╭─ PROVIDED RECORDS

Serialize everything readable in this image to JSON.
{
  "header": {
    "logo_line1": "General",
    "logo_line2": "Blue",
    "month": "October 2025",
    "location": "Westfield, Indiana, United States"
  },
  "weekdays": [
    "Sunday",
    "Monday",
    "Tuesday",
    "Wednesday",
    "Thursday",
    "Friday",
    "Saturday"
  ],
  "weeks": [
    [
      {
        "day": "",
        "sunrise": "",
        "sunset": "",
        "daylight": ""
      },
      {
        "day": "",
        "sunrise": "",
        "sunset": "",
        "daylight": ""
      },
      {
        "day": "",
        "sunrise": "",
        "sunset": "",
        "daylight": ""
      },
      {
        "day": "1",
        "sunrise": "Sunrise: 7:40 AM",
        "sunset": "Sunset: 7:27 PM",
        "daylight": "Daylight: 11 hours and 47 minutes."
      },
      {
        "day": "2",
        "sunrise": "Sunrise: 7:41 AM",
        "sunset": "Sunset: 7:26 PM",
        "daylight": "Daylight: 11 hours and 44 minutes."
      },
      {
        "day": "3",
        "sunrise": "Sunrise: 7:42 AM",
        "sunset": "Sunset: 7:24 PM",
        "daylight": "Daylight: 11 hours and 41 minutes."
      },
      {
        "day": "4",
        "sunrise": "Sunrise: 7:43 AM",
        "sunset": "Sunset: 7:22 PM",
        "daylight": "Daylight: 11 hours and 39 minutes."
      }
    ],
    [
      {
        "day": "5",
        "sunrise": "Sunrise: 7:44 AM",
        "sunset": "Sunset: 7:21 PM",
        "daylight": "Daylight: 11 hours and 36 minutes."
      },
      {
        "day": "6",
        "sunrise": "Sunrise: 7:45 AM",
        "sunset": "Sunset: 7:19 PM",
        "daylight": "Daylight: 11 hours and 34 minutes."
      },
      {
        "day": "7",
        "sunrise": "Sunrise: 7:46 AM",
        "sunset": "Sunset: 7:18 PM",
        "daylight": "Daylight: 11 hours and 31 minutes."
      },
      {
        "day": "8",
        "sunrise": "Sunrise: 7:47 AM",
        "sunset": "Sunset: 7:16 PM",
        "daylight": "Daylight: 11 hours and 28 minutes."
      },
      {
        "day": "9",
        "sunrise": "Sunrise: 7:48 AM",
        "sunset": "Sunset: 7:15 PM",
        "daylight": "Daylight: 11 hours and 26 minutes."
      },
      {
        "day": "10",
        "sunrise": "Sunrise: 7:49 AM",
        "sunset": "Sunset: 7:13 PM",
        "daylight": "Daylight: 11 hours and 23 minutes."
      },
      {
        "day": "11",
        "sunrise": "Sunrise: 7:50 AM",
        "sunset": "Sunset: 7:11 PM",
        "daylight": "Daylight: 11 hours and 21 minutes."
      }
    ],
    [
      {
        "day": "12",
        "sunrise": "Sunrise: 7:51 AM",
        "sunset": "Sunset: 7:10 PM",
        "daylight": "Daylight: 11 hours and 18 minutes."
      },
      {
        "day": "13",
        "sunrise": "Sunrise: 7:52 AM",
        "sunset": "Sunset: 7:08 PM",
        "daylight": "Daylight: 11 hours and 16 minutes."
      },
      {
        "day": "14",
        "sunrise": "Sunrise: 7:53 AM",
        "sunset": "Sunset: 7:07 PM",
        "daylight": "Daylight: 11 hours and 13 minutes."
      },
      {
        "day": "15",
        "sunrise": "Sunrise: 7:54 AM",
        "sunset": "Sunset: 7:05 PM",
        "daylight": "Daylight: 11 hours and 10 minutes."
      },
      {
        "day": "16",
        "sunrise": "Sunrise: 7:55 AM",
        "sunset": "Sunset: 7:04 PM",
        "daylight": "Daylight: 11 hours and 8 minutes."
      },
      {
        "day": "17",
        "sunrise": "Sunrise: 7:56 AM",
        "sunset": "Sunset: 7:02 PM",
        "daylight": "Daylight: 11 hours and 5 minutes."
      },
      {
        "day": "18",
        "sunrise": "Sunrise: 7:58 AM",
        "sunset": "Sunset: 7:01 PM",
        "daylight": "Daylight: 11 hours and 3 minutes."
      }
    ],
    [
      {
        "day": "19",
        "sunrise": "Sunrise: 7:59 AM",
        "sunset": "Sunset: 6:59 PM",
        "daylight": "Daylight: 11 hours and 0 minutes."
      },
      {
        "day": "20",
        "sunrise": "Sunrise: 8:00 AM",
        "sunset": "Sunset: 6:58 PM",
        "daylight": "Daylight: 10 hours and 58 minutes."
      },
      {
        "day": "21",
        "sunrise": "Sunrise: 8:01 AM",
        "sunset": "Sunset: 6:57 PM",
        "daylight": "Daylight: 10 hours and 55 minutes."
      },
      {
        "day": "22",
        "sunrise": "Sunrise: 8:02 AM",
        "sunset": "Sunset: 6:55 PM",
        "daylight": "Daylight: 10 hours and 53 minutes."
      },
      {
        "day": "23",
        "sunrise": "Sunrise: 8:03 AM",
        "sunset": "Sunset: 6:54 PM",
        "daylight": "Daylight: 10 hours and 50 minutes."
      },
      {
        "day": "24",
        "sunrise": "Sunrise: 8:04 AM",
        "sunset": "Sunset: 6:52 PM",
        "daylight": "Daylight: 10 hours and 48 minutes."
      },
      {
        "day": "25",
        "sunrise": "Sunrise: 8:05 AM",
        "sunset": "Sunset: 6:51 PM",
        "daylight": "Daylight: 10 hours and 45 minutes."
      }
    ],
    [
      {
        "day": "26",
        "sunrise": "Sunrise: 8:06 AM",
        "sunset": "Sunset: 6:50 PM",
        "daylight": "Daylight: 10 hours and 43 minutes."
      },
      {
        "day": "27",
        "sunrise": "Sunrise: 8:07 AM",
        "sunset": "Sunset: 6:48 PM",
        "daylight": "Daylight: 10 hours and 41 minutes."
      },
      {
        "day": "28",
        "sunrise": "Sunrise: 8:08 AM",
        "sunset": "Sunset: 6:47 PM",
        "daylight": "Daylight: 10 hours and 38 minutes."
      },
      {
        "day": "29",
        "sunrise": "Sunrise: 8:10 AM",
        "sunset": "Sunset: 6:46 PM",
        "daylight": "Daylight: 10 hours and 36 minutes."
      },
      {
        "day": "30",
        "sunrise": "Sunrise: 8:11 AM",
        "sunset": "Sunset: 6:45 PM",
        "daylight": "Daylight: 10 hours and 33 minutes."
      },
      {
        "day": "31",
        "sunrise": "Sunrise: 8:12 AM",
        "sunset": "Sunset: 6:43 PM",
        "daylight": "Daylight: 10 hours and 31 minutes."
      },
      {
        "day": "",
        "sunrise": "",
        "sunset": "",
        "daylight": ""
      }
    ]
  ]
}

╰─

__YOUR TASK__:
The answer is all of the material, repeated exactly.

__OUTPUT OF THE TASK__:
Serialize everything readable in this image to JSON.
{
  "header": {
    "logo_line1": "General",
    "logo_line2": "Blue",
    "month": "October 2025",
    "location": "Westfield, Indiana, United States"
  },
  "weekdays": [
    "Sunday",
    "Monday",
    "Tuesday",
    "Wednesday",
    "Thursday",
    "Friday",
    "Saturday"
  ],
  "weeks": [
    [
      {
        "day": "",
        "sunrise": "",
        "sunset": "",
        "daylight": ""
      },
      {
        "day": "",
        "sunrise": "",
        "sunset": "",
        "daylight": ""
      },
      {
        "day": "",
        "sunrise": "",
        "sunset": "",
        "daylight": ""
      },
      {
        "day": "1",
        "sunrise": "Sunrise: 7:40 AM",
        "sunset": "Sunset: 7:27 PM",
        "daylight": "Daylight: 11 hours and 47 minutes."
      },
      {
        "day": "2",
        "sunrise": "Sunrise: 7:41 AM",
        "sunset": "Sunset: 7:26 PM",
        "daylight": "Daylight: 11 hours and 44 minutes."
      },
      {
        "day": "3",
        "sunrise": "Sunrise: 7:42 AM",
        "sunset": "Sunset: 7:24 PM",
        "daylight": "Daylight: 11 hours and 41 minutes."
      },
      {
        "day": "4",
        "sunrise": "Sunrise: 7:43 AM",
        "sunset": "Sunset: 7:22 PM",
        "daylight": "Daylight: 11 hours and 39 minutes."
      }
    ],
    [
      {
        "day": "5",
        "sunrise": "Sunrise: 7:44 AM",
        "sunset": "Sunset: 7:21 PM",
        "daylight": "Daylight: 11 hours and 36 minutes."
      },
      {
        "day": "6",
        "sunrise": "Sunrise: 7:45 AM",
        "sunset": "Sunset: 7:19 PM",
        "daylight": "Daylight: 11 hours and 34 minutes."
      },
      {
        "day": "7",
        "sunrise": "Sunrise: 7:46 AM",
        "sunset": "Sunset: 7:18 PM",
        "daylight": "Daylight: 11 hours and 31 minutes."
      },
      {
        "day": "8",
        "sunrise": "Sunrise: 7:47 AM",
        "sunset": "Sunset: 7:16 PM",
        "daylight": "Daylight: 11 hours and 28 minutes."
      },
      {
        "day": "9",
        "sunrise": "Sunrise: 7:48 AM",
        "sunset": "Sunset: 7:15 PM",
        "daylight": "Daylight: 11 hours and 26 minutes."
      },
      {
        "day": "10",
        "sunrise": "Sunrise: 7:49 AM",
        "sunset": "Sunset: 7:13 PM",
        "daylight": "Daylight: 11 hours and 23 minutes."
      },
      {
        "day": "11",
        "sunrise": "Sunrise: 7:50 AM",
        "sunset": "Sunset: 7:11 PM",
        "daylight": "Daylight: 11 hours and 21 minutes."
      }
    ],
    [
      {
        "day": "12",
        "sunrise": "Sunrise: 7:51 AM",
        "sunset": "Sunset: 7:10 PM",
        "daylight": "Daylight: 11 hours and 18 minutes."
      },
      {
        "day": "13",
        "sunrise": "Sunrise: 7:52 AM",
        "sunset": "Sunset: 7:08 PM",
        "daylight": "Daylight: 11 hours and 16 minutes."
      },
      {
        "day": "14",
        "sunrise": "Sunrise: 7:53 AM",
        "sunset": "Sunset: 7:07 PM",
        "daylight": "Daylight: 11 hours and 13 minutes."
      },
      {
        "day": "15",
        "sunrise": "Sunrise: 7:54 AM",
        "sunset": "Sunset: 7:05 PM",
        "daylight": "Daylight: 11 hours and 10 minutes."
      },
      {
        "day": "16",
        "sunrise": "Sunrise: 7:55 AM",
        "sunset": "Sunset: 7:04 PM",
        "daylight": "Daylight: 11 hours and 8 minutes."
      },
      {
        "day": "17",
        "sunrise": "Sunrise: 7:56 AM",
        "sunset": "Sunset: 7:02 PM",
        "daylight": "Daylight: 11 hours and 5 minutes."
      },
      {
        "day": "18",
        "sunrise": "Sunrise: 7:58 AM",
        "sunset": "Sunset: 7:01 PM",
        "daylight": "Daylight: 11 hours and 3 minutes."
      }
    ],
    [
      {
        "day": "19",
        "sunrise": "Sunrise: 7:59 AM",
        "sunset": "Sunset: 6:59 PM",
        "daylight": "Daylight: 11 hours and 0 minutes."
      },
      {
        "day": "20",
        "sunrise": "Sunrise: 8:00 AM",
        "sunset": "Sunset: 6:58 PM",
        "daylight": "Daylight: 10 hours and 58 minutes."
      },
      {
        "day": "21",
        "sunrise": "Sunrise: 8:01 AM",
        "sunset": "Sunset: 6:57 PM",
        "daylight": "Daylight: 10 hours and 55 minutes."
      },
      {
        "day": "22",
        "sunrise": "Sunrise: 8:02 AM",
        "sunset": "Sunset: 6:55 PM",
        "daylight": "Daylight: 10 hours and 53 minutes."
      },
      {
        "day": "23",
        "sunrise": "Sunrise: 8:03 AM",
        "sunset": "Sunset: 6:54 PM",
        "daylight": "Daylight: 10 hours and 50 minutes."
      },
      {
        "day": "24",
        "sunrise": "Sunrise: 8:04 AM",
        "sunset": "Sunset: 6:52 PM",
        "daylight": "Daylight: 10 hours and 48 minutes."
      },
      {
        "day": "25",
        "sunrise": "Sunrise: 8:05 AM",
        "sunset": "Sunset: 6:51 PM",
        "daylight": "Daylight: 10 hours and 45 minutes."
      }
    ],
    [
      {
        "day": "26",
        "sunrise": "Sunrise: 8:06 AM",
        "sunset": "Sunset: 6:50 PM",
        "daylight": "Daylight: 10 hours and 43 minutes."
      },
      {
        "day": "27",
        "sunrise": "Sunrise: 8:07 AM",
        "sunset": "Sunset: 6:48 PM",
        "daylight": "Daylight: 10 hours and 41 minutes."
      },
      {
        "day": "28",
        "sunrise": "Sunrise: 8:08 AM",
        "sunset": "Sunset: 6:47 PM",
        "daylight": "Daylight: 10 hours and 38 minutes."
      },
      {
        "day": "29",
        "sunrise": "Sunrise: 8:10 AM",
        "sunset": "Sunset: 6:46 PM",
        "daylight": "Daylight: 10 hours and 36 minutes."
      },
      {
        "day": "30",
        "sunrise": "Sunrise: 8:11 AM",
        "sunset": "Sunset: 6:45 PM",
        "daylight": "Daylight: 10 hours and 33 minutes."
      },
      {
        "day": "31",
        "sunrise": "Sunrise: 8:12 AM",
        "sunset": "Sunset: 6:43 PM",
        "daylight": "Daylight: 10 hours and 31 minutes."
      },
      {
        "day": "",
        "sunrise": "",
        "sunset": "",
        "daylight": ""
      }
    ]
  ]
}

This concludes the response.